Crow & Lummi, Dirty Coal & Clean Fishing
- Winona LaDuke
“The tide is out and the table is set…” Justin Finkbonner gestures to the straits on the edge of the Lummi reservation. This is the place where the Lummi people have gathered their food for a millennium. It is a fragile and bountiful ecosystem, part of the Salish Sea, newly corrected in it’s naming by cartographers. When the tide goes out, the Lummi fishing people go to their boats—one of the largest fishing fleets in any Indigenous community. They feed their families, and they fish for their economy.Read more
Neil Young, The Calgary Address:Read more
"Lakota are united with our relatives and allies up north. We must stop this kxl from entering the territory our ancestors loved, lived on for thousands of generations, and gave their greatest gift of all to defend, their lives." -Debra White Plume, Owe Aku InternationalRead more
Read the story here.
1/21/2014 Honor the Earth grants $120,000 to Indigenous grassroots organizations across North America
FOR IMMEDIATE RELEASE
Honor the Earth, in collaboration with the Headwaters Fund, the Indigo Girls, Medicine for the People, and a number of individual and institutional donors, are pleased to announce grants of $120,000 to Indigenous grassroots organizations across North America. We are tremendously grateful to our Board of Directors, and our donors for making it all possible. In this grant cycle, we’ve been able to support organizations working in restorative agriculture, honoring traditional cultural practices, protection of sacred sites, and in opposition to destruction of water, land and life.Read more
“This is land that has been in my family for decades.
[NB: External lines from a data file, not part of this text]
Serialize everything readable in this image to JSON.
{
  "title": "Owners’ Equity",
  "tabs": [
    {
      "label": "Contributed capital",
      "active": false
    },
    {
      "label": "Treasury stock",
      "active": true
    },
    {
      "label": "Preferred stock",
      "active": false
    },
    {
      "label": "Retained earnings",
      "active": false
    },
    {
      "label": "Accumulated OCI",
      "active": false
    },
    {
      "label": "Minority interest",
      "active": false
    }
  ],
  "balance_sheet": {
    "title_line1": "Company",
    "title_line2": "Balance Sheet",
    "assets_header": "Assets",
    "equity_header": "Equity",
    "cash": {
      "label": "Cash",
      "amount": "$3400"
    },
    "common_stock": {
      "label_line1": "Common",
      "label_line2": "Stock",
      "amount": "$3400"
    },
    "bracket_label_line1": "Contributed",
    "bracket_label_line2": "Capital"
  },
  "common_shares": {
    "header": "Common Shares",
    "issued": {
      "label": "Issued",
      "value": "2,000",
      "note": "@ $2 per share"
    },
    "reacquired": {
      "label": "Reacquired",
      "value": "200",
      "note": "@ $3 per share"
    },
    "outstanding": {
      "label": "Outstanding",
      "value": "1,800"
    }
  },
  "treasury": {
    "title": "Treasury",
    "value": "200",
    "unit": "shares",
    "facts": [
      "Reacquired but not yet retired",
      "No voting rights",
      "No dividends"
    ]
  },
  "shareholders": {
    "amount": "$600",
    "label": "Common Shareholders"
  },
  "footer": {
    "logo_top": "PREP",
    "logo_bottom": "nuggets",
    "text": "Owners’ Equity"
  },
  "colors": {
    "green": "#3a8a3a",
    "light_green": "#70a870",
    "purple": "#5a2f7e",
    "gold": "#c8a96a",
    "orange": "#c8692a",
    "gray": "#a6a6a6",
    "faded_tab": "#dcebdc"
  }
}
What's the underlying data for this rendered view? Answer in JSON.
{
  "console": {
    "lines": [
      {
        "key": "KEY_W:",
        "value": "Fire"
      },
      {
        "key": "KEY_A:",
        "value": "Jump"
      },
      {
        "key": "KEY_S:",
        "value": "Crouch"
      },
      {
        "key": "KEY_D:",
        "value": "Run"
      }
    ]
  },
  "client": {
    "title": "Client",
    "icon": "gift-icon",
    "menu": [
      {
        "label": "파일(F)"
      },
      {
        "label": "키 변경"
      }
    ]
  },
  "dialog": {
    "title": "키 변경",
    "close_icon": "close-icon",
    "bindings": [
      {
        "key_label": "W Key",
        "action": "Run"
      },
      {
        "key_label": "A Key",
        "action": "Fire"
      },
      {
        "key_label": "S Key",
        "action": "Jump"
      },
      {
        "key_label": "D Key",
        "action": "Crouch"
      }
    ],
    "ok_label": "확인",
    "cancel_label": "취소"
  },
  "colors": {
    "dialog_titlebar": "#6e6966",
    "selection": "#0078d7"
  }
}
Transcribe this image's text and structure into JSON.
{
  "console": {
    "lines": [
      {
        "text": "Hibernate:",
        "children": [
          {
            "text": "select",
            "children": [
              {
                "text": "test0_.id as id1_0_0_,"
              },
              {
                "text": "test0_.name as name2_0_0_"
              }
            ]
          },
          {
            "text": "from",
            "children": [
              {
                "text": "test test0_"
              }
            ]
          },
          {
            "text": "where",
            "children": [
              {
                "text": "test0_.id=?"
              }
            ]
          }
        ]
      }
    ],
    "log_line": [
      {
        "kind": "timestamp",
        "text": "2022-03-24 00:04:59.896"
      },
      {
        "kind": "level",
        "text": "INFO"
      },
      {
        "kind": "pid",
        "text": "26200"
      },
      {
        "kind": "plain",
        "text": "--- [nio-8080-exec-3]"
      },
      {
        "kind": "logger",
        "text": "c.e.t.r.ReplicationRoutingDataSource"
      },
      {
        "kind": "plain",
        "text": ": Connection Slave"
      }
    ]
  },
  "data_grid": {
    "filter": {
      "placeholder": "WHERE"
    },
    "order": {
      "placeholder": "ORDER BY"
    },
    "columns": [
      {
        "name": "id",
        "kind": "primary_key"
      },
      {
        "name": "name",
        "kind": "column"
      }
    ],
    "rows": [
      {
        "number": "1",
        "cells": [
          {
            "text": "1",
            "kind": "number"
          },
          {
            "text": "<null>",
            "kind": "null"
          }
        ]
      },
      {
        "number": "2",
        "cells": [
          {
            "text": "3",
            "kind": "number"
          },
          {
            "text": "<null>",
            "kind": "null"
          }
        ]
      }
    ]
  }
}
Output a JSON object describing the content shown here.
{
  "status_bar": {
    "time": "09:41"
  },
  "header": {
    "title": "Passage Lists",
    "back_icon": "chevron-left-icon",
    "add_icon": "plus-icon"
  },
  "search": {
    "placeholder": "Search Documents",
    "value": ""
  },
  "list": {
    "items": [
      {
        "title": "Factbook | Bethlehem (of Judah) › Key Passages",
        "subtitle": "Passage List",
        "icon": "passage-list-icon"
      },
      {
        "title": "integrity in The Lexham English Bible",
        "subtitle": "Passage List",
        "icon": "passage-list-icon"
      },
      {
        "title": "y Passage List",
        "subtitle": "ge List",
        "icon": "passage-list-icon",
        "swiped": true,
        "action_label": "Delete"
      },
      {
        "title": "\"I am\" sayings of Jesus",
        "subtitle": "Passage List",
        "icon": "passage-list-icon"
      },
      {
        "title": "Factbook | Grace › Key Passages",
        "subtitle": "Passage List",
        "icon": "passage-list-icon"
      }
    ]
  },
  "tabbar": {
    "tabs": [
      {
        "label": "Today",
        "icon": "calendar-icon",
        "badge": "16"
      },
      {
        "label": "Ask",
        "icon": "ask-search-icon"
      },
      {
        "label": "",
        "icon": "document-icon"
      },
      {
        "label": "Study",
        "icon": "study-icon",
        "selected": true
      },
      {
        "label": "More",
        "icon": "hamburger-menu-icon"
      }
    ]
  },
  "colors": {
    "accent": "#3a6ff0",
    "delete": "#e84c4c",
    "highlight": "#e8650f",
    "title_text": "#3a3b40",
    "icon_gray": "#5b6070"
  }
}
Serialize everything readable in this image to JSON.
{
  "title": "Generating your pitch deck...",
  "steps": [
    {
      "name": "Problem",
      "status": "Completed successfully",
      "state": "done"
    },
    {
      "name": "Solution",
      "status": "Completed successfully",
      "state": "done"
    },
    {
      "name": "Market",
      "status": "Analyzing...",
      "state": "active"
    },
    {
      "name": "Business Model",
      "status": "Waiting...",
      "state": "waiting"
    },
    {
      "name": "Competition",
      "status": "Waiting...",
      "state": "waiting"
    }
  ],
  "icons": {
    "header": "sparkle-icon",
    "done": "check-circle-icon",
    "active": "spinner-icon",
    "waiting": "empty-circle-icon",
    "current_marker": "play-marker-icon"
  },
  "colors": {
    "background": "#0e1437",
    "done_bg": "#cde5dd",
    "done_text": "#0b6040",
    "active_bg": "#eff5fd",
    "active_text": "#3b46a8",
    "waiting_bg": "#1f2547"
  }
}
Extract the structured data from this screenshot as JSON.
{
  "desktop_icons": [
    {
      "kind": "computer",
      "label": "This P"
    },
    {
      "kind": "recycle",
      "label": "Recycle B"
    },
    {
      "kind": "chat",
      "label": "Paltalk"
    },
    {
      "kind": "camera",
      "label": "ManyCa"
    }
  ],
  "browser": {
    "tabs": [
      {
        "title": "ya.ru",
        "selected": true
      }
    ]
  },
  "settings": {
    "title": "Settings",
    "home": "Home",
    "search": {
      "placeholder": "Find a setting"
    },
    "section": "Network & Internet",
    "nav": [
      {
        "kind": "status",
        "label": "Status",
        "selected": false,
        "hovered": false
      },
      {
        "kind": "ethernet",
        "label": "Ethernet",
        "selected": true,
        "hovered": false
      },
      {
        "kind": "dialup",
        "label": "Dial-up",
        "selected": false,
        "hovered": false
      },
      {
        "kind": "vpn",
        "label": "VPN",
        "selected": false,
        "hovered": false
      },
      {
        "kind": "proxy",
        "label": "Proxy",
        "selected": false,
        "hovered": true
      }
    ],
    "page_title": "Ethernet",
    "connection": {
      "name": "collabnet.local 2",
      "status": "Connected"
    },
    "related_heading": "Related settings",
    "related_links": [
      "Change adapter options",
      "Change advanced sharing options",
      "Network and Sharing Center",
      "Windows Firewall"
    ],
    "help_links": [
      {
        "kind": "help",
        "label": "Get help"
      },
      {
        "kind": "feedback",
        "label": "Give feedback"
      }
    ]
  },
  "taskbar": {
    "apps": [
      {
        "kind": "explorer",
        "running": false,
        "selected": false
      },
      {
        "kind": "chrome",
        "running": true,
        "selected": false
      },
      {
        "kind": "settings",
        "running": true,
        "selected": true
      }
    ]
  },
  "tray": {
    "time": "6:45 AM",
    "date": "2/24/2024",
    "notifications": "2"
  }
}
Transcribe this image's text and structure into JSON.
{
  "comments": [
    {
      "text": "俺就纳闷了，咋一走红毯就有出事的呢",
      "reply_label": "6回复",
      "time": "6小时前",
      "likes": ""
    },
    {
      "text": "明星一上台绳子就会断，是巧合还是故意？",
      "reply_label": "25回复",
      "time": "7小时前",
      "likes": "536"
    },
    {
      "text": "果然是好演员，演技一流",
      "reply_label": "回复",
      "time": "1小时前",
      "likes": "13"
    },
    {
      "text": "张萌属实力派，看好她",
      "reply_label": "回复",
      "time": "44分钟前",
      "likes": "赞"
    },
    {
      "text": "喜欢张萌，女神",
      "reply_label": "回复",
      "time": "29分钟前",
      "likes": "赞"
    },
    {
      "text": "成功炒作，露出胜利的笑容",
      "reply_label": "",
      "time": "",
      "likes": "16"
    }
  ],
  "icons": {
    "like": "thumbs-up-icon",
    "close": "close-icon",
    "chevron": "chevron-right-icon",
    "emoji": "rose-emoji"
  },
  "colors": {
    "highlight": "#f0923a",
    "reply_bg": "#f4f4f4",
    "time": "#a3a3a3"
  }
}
It is prime Red River valley agriculture land. It was handed down to me by my mother and father when they passed away, and I’m intending to hand it down to my children when I pass away …. My wife and I have …told our children that we will pass this on. Of course if 225,000 barrels of oil bursts through this thing, that certainly is the end of this family legacy. “
James Botsford, North Dakota landownerRead more
There’s a beauty in the breath of horses, fall mornings’ breath seen in the air, and the smell and sound of horses. We rode horses from the Headwaters of the Mississippi along the proposed route of a new oil pipeline that would cross the reservation. It was the third of a series of rides on oil pipeline routes.
especially grateful, as on November 25, the Minnesota federal court, recognized that Anishinaabe people have a right to continue that covenant with the Creator to live that Anishinaabe life.
I am thankful to the Anishinaabeg men , who were hauled into state court charged with buying and selling walleyes from lakes on the Leech Lake and Red Lake reservations. Those men had their charges dismissed. I am thankful to these men and to our ancestors, who negotiated complex treaty agreements with the US government in l837, l842, l855 and l867.In the US constitution, treaties are the supreme law of the land. They are agreements between all of our ancestors..Read more
We did a study on the White Earth Reservation in 2008 where we interviewed about 200 households, and asked people where they shopped, when they did. We found that our community spent around eight million dollars a year on food purchases for households and tribal programs. Seven million of those dollars went off reservation to companies like Walmart, Food Service of America, and Sysco. On top of that, the money we spent on reservation was largely sucked up by convenience stores, where we purchased really cool stuff like pop, chips, microwavable pizzas, and baked goods.
So, what are the consequences of this?Read more
“Seems like people don’t want to stick around another thousand years.” —Mike Wiggins, Tribal Chairman of the Bad River Band of Anishinaabe, on the proposed GTAC taconite mine, which will impact the watershed of the Bad River.
Let’s say that is not true. Let’s say that we are people who want to live in a way that restores our relationship with Mother Earth. We want to live in small, medium, and large communities, with a low fossil fuel impact on the world.Read more